Markova I (2008) Persuasion and propaganda. Diogenes, 55 (1), pp. 37-51. https://doi.org/10.1177/0392192107087916
This paper aims to show that propaganda and persuasion are underlined by two forms of communication, one aiming at a monologue, and the other aiming at a dialogue, which in practice do often coexist, with one or the other prevailing at a particular time. In order to understand propaganda or persuasion, we need to study them as part of the systems (e.g. institutions, organizations, communication) to which they belong, rather than treat them as decontextualized phenomena. Both propaganda and persuasion involve conscious and unconscious communicative processes. Nevertheless, the majority of social psychology experiments still assume that the experimenter should deal with phenomena only at a conscious level. In dialogical communication, however, latent and unconscious thought, inner dialogue, and 'the depth of consciousness', are presupposed to be unavoidable aspects of communication, whether it is concerned with influence processes, persuasion or social representations. They all are established through cultural-historical processes and determine symbolic meanings of social communication of the present and future.

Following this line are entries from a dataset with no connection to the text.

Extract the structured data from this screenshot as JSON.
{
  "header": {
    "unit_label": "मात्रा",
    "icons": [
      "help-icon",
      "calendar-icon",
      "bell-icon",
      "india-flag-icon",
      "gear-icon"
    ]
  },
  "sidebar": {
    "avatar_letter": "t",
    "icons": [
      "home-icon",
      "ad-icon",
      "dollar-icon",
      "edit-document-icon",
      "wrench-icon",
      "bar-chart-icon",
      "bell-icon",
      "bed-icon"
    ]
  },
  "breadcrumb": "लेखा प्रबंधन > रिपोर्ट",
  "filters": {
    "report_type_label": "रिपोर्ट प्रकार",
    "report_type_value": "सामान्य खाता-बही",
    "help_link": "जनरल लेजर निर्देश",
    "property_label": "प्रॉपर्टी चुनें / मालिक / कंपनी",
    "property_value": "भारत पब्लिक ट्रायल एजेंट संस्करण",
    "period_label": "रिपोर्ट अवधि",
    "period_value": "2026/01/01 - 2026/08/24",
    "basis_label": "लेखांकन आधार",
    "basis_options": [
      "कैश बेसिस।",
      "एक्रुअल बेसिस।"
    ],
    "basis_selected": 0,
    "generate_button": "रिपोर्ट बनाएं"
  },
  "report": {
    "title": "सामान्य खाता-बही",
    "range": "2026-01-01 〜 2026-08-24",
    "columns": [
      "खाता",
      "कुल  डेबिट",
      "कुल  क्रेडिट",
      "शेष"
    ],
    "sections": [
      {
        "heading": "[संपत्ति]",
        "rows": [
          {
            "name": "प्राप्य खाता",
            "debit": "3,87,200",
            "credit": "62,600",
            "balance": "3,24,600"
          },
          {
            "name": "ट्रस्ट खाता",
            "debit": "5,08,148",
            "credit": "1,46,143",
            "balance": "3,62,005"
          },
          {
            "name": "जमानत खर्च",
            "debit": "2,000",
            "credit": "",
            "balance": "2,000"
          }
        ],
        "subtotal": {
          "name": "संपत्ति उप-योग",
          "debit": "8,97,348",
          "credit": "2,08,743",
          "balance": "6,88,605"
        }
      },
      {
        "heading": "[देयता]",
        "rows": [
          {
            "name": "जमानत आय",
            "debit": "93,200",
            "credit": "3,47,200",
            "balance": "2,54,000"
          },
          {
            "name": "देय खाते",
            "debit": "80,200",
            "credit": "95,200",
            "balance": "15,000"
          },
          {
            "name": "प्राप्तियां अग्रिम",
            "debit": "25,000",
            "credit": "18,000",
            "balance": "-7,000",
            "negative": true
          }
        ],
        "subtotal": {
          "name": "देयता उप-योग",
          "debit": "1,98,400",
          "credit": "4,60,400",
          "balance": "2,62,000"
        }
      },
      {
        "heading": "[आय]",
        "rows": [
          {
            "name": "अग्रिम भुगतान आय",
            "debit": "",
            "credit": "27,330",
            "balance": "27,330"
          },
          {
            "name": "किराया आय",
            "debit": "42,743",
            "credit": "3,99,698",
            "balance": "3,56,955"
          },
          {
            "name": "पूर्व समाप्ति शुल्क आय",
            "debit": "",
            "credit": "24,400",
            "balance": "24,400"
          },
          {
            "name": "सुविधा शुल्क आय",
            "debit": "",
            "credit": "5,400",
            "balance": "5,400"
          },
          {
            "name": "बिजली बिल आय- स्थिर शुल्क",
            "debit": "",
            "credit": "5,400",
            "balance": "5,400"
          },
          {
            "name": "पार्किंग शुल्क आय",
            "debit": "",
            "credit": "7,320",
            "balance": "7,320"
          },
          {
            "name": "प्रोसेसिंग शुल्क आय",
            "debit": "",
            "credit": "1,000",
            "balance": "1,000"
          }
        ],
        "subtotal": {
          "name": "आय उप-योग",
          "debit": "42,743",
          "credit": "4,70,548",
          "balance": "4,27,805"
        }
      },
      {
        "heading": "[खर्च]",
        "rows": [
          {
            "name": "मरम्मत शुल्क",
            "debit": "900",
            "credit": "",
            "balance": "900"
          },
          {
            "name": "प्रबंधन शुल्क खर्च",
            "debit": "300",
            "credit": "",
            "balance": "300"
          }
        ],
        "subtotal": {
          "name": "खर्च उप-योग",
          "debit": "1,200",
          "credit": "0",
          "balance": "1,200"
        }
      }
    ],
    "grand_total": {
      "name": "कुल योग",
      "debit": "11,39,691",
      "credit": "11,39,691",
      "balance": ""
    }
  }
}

Communication; dialogue; experiment; EXPERIMENTS; Future; INSTITUTIONS; LEVEL; meaning; NEED; ORDER; ORGANIZATION; Organizations; other; persuasion; Practice; Propaganda; PSYCHOLOGY; representation; REPRESENTATIONS; SOCIAL psychology; social representations; SYSTEM; Systems; thought; time
Diogenes: Volume 55, Issue 1